The Swallowtail Shawl is completed! I used two colors of Kaalund Enchante 100% silk laceweight, Silky Oak and Nectarine. Kaalund is an Australian brand, and I purchased it from Greenwich Yarn in San Francisco.
The shawl begins at the top center and is worked outward. The main body is in a Budding Lace pattern, followed by two tiers of the Lily of the Valley border and is finished with a Peaked Edging.
I'd have to say that this is a fast knit compared to other lace shawls I have made. It took less than a month to complete, and I was working on other projects as well, so I didn't work on it every day.

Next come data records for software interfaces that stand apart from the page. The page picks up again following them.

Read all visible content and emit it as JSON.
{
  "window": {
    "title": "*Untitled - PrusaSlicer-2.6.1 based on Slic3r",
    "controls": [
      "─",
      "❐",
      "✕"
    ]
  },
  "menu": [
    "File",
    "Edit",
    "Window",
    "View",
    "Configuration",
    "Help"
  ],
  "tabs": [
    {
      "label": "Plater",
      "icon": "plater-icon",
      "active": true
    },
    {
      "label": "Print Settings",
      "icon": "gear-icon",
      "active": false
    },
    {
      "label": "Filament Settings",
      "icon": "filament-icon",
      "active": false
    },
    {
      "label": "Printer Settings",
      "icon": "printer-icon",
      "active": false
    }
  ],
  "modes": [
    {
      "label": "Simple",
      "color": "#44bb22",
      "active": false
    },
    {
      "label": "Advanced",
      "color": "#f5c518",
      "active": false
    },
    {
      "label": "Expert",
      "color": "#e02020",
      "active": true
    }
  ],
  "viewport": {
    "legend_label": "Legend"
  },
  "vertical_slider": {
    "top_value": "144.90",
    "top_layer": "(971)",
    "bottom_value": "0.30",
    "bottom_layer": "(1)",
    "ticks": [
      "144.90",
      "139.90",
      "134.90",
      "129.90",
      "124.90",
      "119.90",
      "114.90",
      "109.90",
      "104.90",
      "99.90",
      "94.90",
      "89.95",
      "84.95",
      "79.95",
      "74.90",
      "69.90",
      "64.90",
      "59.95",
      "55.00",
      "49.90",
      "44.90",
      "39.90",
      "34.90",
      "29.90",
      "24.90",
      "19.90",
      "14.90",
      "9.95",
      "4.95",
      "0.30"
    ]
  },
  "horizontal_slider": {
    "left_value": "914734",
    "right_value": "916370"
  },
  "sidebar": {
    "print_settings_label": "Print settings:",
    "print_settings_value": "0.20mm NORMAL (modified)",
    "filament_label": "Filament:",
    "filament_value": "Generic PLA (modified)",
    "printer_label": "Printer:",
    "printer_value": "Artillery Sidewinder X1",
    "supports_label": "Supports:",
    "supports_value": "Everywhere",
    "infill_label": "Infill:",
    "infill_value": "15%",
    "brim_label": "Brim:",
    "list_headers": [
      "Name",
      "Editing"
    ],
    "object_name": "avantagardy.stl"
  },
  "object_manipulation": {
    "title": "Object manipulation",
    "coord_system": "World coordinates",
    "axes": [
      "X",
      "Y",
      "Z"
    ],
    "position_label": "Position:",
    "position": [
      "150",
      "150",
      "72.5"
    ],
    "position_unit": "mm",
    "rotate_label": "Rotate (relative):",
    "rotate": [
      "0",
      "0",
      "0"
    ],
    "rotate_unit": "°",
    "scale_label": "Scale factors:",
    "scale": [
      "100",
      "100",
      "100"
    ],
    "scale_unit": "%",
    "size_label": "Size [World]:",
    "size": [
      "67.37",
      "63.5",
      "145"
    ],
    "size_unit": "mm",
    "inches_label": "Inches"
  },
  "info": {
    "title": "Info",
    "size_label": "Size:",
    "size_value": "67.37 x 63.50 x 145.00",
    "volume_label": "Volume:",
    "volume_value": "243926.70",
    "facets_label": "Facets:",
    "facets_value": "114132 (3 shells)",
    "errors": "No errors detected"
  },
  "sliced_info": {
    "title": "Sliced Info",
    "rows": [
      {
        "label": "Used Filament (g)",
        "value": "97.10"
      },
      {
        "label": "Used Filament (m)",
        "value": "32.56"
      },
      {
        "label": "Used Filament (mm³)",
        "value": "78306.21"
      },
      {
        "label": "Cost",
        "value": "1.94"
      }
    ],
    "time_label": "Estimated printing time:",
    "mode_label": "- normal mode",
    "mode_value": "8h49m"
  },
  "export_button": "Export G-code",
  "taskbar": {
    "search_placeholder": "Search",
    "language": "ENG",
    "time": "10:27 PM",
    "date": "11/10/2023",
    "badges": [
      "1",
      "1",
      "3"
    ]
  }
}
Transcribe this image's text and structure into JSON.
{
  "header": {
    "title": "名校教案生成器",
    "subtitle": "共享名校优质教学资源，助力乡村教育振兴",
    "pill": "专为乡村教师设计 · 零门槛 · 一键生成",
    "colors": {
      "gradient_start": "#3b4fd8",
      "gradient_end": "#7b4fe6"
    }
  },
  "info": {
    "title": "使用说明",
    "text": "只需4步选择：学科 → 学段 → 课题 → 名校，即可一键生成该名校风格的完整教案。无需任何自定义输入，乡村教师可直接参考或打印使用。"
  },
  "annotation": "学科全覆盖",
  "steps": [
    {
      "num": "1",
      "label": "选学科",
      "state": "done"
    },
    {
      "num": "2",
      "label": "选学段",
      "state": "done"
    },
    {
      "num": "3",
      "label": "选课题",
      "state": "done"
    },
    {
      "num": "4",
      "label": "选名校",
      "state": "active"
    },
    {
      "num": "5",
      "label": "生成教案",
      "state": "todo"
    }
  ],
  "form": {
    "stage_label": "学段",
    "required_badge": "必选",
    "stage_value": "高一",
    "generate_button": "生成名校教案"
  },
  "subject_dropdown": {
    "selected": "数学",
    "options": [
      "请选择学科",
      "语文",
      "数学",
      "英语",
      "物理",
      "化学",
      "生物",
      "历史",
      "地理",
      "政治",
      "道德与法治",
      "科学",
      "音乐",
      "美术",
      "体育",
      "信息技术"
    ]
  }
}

My best decision was made before I began. I chose two colors and wanted a subtle transition from one to the other. I wanted to achieve a "sunset" effect, and I'm pleased with the outcome.
The first part in the Budding Lace pattern is all in the color Silky Oak. The color change occurs in the first tier of the Lily of the Valley border. I knitted two rows of Silky Oak and two rows of Nectarine, then two rows of Silky Oak and two rows of Nectarine again. These two dyelots have a common golden color, so the transition was as subtle as I had hoped. I also like the way the nupps in the transition section are multicolored as a result of the color changes.
I've read about the "nupps" on various blogs. The general knitter consensus seems to be: we love how they look, but we hate making them. I think the roundness of the true nupp makes a difference. True nupps are five stitches purled together (p5tog). Slip 2, purl 3 together and pass the slipped stitches over is another way of accomplishing a nupp, but the shape is slightly different and not quite as round. See my previous post to learn how I accomplished these round nupps without going crazy.
The second tier of Lily of the Valley and the Peaked Edging is worked completely in Nectarine.
Blocking was fast and easy. I threaded a 1/16" welding rod through the eyelets at the top edge and secured the rod to my blocking board, making sure the right and left corners were pinned down tightly and placing just a few pins under the rod to keep it straight and even. Then I pulled the bottom point down as far as it would go and pinned it to the board.
After that, I pulled the center point of one side out and pinned it, then switched to the other side and pinned the center point, stretching hard each time to open up the lace. I continued in this manner, pulling out a point on one side and the corresponding point on the other side, taking care to keep the points evenly spaced.
After every point was pinned, I went all the way around making minor adjustments to the pins, because as I stretched the lace, some points pulled a little too much to the left or right and I wanted them to point straight out.